The Irish name O'Garraghty was originally written in a Gaelic form as Mag Oireachtaigh, which is derived from the word "oireachtach," referring to a member of an assembly. Translating the name into English produces no less than seventeen different synonyms. But the origin of the name is most intriguing. In the 12th century, the name was simply O Roduibh but a Oireachtach O Roduibh at that time caused the name to be shortened to Oireachtach, their present form.
Early Origins of the O'Garraghty family
The surname O'Garraghty was first found in counties Roscommon
(Irish: Gaillimh) part of the province of Connacht
, located on the west coast of the Island, where they were one of the Hi Maine Septs in Kelly's country. They were direct descendants of the O'Connors, Kings of Connacht, and the Chief of the Clann was one of the four royal chiefs under the O'Connor.
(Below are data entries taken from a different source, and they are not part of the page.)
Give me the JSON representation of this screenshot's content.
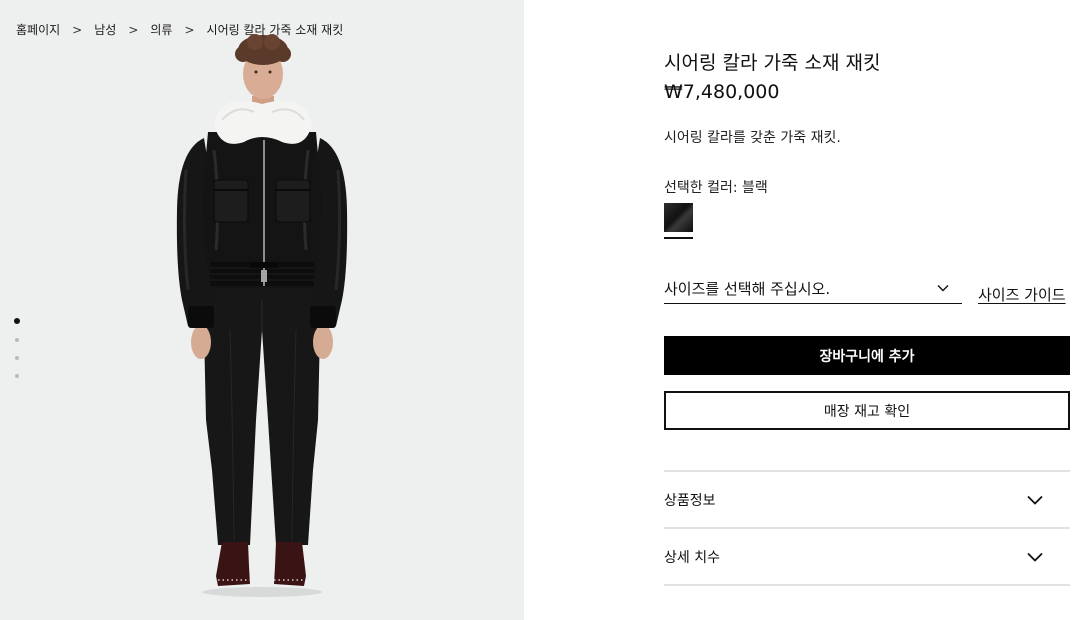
{
  "breadcrumb": {
    "items": [
      "홈페이지",
      "남성",
      "의류"
    ],
    "current": "시어링 칼라 가죽 소재 재킷",
    "separator": ">"
  },
  "gallery": {
    "dots": 4,
    "active_index": 0
  },
  "product": {
    "title": "시어링 칼라 가죽 소재 재킷",
    "price": "₩7,480,000",
    "description": "시어링 칼라를 갖춘 가죽 재킷.",
    "color_label": "선택한 컬러: 블랙"
  },
  "size": {
    "select_label": "사이즈를 선택해 주십시오.",
    "guide_label": "사이즈 가이드"
  },
  "actions": {
    "add_to_cart": "장바구니에 추가",
    "store_stock": "매장 재고 확인"
  },
  "accordion": {
    "items": [
      {
        "label": "상품정보"
      },
      {
        "label": "상세 치수"
      }
    ]
  },
  "colors": {
    "image_bg": "#eef0ef",
    "button_primary": "#000000",
    "text": "#111111"
  }
}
The tree on the Coat of Arms illustrates their descendancy from the O'Connors.
Early History of the O'Garraghty family
This web page shows only a small excerpt of our O'Garraghty research.Another 155 words (11 lines of text) covering the years 1300, 1585, 1744 and 1598 are included under the topic Early O'Garraghty History in all our PDF Extended History products and printed products wherever possible.
O'Garraghty Spelling Variations
A name was often recorded during the Middle Ages under several different spelling variations
during the life of its bearer because literacy was rare there was no real push to clearly define any of the languages found in the British Isles at that time. Variations found of the name O'Garraghty include Gerrity, Gerty, Gerighty, Gerighaty, Gerety, Gerahty, Garraty, Geraty, Jerety, McGerity, MacGeraghty, MacGartie, MacGarty and many more.
Early Notables of the O'Garraghty family (pre 1700)
Another 29 words (2 lines of text) are included under the topic Early O'Garraghty Notables in all our PDF Extended History products and printed products wherever possible.
Migration of the O'Garraghty family to the New World and Oceana
Death and immigration greatly reduced Ireland's population in the 19th century. For the native Irish people poverty, hunger, and racial prejudice was common. Therefore, thousands left their homeland to seek opportunity in North America. Those who survived the journey and the quarantine camps to which they arrived, were instrumental towards building the strong developing nations of the United States and the future Canada. By far, the largest influx of Irish settlers occurred with Great Potato Famine
during the late 1840s. These were employed as construction or factory workers. An examination of passenger and immigration lists has shown early immigrants bearing the name O'Garraghty: Robert Gerity who arrived in Philadelphia, Pennsylvania in 1858; Patrick Gerrity, also Peter and Phillip, all arrived in the 1860's; Sally McGarty arrived in New York State in 1847.